Chris Lynch, a member of the Mission Initiatives Team who helped organize the effort, said both ministries were “a tangible way to be the hands and feet of Christ in our world.”
No vote on GC2020 petitions
At AC2019, all three petitions to next year’s General Conference were ruled invalid and, therefore, out of order. The petitions each dealt with various aspects of the decisions made at the special called session of General Conference 2019, held Feb. 23-26 in St. Louis. See full story, here.
Native American service
Tuesday at Annual Conference saw a Native American worship service, “A Service of Reconciliation and Healing,” which featured Native American music and drumming from Keepers of the Word, as well as songs, prayer and preaching on wounds and healing. Bishop Holston shared about witnessing for Jesus in spite of our individual “scar stories.” Others on the Native American Committee spoke on cultural sensitivity, moving forward and a trail of reconciliation and healing, instead of a trail of tears. See full story, here.
From ordination to the Apostles’ Creed
Other services during Annual Conference also rounded out the event.
In a service preached Monday night by retired Bishop James R. King Jr., Annual Conference commissioned or ordained 19 men and women as clergy. King, who served as bishop of the Kentucky and the South Georgia conferences before his retirement, preached the service instead of Mississippi Resident Bishop James Swanson, whose wife had taken ill and been hospitalized the day prior. See story, here.
Outgoing South Carolina Director of Congregational Development the Rev. Sara White preached a memorial service that remembered the 58 men and women who died during the past year. Honored were active pastors, retired pastors, pastor spouses and surviving spouses. See story, here.
Dr. Greg Jones, dean and theologian at Duke Divinity School, and the Rev. Susan Jones, ministry associate at Church Transformation Ministries in North Carolina, co-led a Bible study each morning of Annual Conference focusing on the last four lines of the Apostles’ Creed. See story, here.
Annual Conference also licensed 36 as local pastors and honored 30 retiring pastors. The Rev. Chris Lollis recognized retirees, and the service also featured the symbolic “passing of the mantle” from the retiring class to the new class of ordinands. Newly ordained pastor the Rev. Meegian Gossard represented the new class and newly retired pastor the Rev. Genova McFadden represented the retiring class. See story, here.
In addition to these, Annual Conference also featured a number of off-stage gatherings and events, such as a Hands-On Mission Expo presented by conference laity Monday.

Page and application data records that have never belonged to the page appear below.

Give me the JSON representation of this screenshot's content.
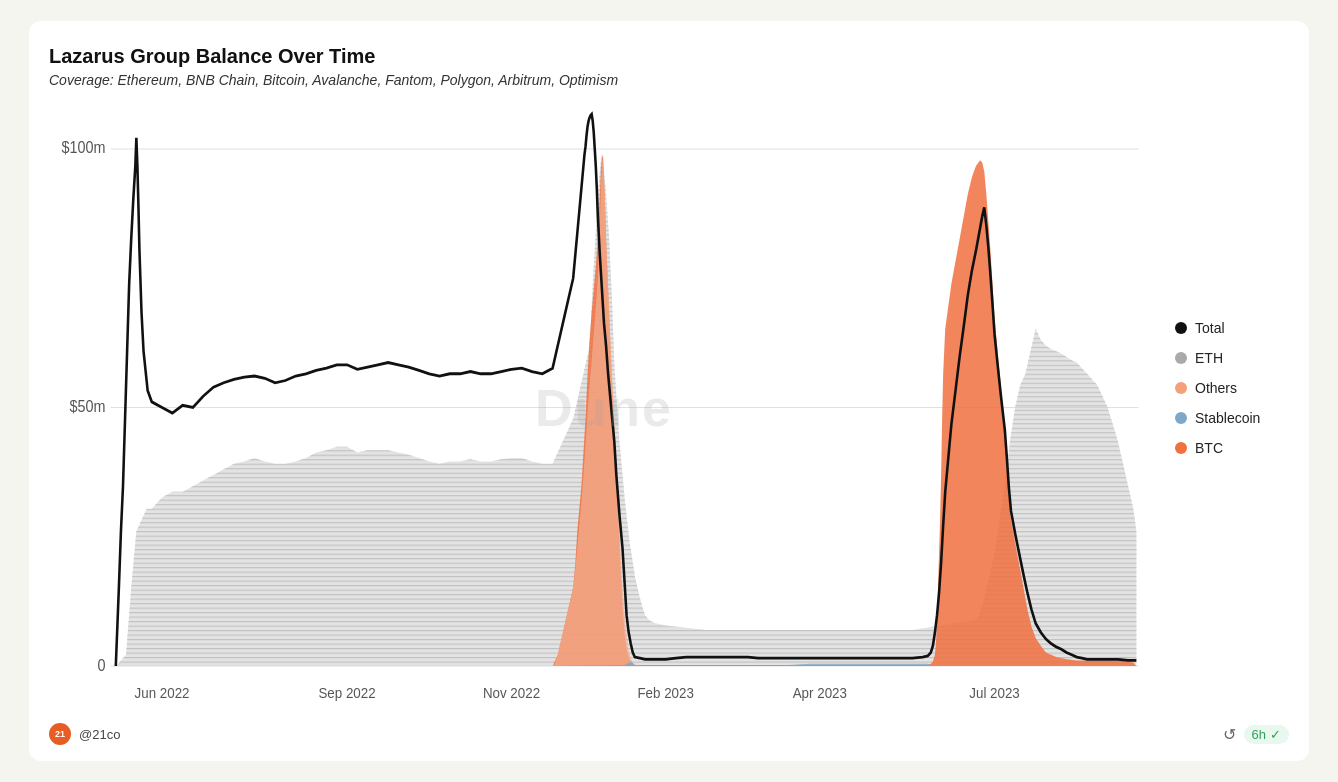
{
  "title": "Lazarus Group Balance Over Time",
  "subtitle": "Coverage: Ethereum, BNB Chain, Bitcoin, Avalanche, Fantom, Polygon, Arbitrum, Optimism",
  "watermark": "Dune",
  "legend": [
    {
      "label": "Total",
      "color": "#111111",
      "id": "total"
    },
    {
      "label": "ETH",
      "color": "#aaaaaa",
      "id": "eth"
    },
    {
      "label": "Others",
      "color": "#f4a07a",
      "id": "others"
    },
    {
      "label": "Stablecoin",
      "color": "#7ea8c9",
      "id": "stablecoin"
    },
    {
      "label": "BTC",
      "color": "#f07040",
      "id": "btc"
    }
  ],
  "y_labels": [
    "$100m",
    "$50m",
    "0"
  ],
  "x_labels": [
    "Jun 2022",
    "Sep 2022",
    "Nov 2022",
    "Feb 2023",
    "Apr 2023",
    "Jul 2023"
  ],
  "footer": {
    "logo_text": "21",
    "handle": "@21co",
    "refresh_label": "6h",
    "check_icon": "✓"
  }
}
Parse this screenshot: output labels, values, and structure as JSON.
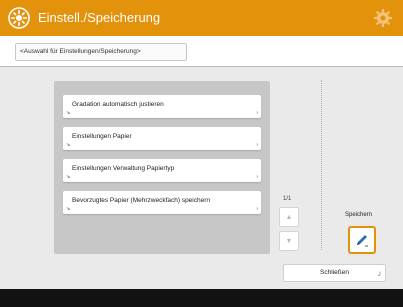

Six different mission projects from churches across South Carolina demonstrated and talked about their programs, from pillowcase dresses to beds for kids.
The Lay Servant Ministries’ Laity-Clergy Partnership Luncheon lifted up outstanding lay servants across the state, plus featured a message from the Rev. Ken Nelson on effective partnering.
A Kidz Konference was offered for toddlers to rising sixth graders. Clergy and laity got the chance to donate blood to the American Red Cross plus get a health screening if covered by conference insurance. And dozens of clergy and laity were honored during the conference’s annual awards breakfast emceed by Dominic Brown, chief meteorologist for WIS TV in Columbia. Winners received an award certificate and were photographed with the bishop.
Plans for Annual Conference 2020
Next year, Annual Conference will move back to the newly renovated Florence Center for a four-day conference set for June 7-10, 2020.
In gratitude for its superior hosting the past several years, the body gave the staff of the Greenville Convention Center a standing ovation.